►

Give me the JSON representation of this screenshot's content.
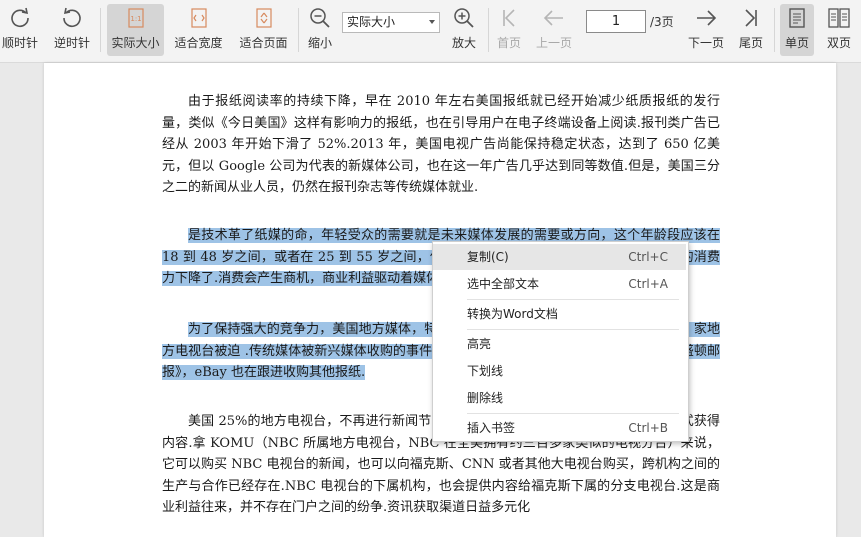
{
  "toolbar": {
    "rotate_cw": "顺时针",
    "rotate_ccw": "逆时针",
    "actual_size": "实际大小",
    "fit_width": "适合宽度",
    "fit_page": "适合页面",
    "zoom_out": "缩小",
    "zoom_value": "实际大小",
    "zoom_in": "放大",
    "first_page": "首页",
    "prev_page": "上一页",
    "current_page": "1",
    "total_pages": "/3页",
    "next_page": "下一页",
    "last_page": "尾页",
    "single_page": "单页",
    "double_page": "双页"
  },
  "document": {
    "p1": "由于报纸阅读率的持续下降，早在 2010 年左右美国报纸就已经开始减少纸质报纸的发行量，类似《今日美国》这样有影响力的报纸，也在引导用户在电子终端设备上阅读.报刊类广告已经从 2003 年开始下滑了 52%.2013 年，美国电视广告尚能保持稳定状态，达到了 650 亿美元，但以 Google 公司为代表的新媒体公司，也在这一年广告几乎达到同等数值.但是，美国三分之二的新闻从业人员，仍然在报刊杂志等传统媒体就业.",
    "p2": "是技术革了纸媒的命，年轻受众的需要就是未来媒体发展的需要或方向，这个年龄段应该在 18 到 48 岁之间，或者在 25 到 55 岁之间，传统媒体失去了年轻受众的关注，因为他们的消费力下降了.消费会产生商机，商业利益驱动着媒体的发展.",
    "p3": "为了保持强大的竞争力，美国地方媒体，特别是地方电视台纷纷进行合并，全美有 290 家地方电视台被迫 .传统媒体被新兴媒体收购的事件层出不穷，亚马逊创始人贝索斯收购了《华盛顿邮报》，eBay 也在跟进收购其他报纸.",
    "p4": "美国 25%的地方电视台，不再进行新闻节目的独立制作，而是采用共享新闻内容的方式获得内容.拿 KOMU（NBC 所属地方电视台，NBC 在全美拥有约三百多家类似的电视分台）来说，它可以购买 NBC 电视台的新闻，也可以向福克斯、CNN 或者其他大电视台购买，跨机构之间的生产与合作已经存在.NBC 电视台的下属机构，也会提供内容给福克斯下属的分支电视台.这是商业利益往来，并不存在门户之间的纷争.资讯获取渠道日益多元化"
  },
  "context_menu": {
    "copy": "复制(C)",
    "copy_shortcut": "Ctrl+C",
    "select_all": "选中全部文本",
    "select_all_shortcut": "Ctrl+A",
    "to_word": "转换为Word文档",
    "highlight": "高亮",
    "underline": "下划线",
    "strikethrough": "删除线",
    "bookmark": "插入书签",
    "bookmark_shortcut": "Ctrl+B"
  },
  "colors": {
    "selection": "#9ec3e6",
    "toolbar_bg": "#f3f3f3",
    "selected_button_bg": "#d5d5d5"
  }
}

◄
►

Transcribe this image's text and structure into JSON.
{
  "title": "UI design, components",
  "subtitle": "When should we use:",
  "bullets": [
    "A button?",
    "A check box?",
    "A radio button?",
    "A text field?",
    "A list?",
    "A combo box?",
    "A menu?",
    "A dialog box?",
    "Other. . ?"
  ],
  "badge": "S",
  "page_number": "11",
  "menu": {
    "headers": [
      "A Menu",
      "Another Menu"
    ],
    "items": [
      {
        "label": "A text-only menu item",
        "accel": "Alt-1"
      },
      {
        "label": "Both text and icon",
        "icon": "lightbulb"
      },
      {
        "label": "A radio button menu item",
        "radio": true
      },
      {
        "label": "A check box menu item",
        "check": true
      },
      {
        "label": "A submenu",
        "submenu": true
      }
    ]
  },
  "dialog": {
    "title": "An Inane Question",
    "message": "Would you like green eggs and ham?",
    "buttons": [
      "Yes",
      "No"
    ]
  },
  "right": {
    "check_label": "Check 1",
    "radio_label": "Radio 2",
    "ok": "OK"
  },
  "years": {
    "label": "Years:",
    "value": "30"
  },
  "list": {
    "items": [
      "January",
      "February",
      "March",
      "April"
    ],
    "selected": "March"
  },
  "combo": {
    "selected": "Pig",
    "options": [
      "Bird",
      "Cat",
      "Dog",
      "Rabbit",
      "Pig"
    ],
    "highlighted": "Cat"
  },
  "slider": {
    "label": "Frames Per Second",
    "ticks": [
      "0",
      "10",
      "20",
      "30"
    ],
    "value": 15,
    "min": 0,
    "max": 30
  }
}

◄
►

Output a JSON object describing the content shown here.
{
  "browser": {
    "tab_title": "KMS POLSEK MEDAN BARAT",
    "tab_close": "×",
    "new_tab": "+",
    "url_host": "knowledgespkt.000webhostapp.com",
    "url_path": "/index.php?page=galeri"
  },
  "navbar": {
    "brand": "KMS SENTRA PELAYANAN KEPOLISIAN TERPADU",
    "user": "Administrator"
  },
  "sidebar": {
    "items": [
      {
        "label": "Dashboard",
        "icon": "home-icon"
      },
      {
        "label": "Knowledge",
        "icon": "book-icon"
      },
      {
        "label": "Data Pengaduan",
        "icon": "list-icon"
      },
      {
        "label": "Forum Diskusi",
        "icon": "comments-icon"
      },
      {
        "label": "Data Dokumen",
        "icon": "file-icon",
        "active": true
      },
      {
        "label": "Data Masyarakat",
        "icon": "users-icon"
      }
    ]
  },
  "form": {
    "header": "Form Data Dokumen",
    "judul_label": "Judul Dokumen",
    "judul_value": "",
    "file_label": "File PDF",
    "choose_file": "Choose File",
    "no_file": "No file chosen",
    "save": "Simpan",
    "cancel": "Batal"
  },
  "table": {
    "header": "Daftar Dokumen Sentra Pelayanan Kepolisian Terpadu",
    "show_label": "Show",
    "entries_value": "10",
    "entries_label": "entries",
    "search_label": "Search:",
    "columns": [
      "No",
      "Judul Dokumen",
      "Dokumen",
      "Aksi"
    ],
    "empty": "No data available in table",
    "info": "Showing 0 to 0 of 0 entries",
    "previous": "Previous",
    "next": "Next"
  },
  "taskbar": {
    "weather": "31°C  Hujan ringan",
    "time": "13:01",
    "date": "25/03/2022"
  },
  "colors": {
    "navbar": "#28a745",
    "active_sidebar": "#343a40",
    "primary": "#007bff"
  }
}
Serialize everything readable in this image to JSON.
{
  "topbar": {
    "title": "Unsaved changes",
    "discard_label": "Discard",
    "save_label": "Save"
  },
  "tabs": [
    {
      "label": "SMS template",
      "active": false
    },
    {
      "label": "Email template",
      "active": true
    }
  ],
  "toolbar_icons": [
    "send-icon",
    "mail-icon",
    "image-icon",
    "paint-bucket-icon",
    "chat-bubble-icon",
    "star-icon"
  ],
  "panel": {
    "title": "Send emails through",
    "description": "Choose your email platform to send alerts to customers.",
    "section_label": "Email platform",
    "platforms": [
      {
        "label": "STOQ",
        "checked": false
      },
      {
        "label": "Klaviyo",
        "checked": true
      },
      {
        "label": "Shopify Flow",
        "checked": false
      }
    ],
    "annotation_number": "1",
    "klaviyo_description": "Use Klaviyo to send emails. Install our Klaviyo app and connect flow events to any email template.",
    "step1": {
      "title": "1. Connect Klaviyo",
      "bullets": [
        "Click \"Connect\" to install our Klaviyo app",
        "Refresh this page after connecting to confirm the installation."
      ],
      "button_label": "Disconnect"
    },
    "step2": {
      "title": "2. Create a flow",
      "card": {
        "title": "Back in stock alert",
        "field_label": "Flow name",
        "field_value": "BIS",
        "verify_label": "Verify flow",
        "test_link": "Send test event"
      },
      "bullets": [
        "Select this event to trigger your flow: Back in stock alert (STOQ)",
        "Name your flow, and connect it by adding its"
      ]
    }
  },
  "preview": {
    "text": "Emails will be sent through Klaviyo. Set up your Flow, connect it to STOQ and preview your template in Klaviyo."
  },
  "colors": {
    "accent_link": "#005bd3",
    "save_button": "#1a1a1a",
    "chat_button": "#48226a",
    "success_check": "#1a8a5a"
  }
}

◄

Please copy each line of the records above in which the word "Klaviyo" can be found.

        "label": "Klaviyo",
    "klaviyo_description": "Use Klaviyo to send emails. Install our Klaviyo app and connect flow events to any email template.",
      "title": "1. Connect Klaviyo",
        "Click \"Connect\" to install our Klaviyo app",
    "text": "Emails will be sent through Klaviyo. Set up your Flow, connect it to STOQ and preview your template in Klaviyo."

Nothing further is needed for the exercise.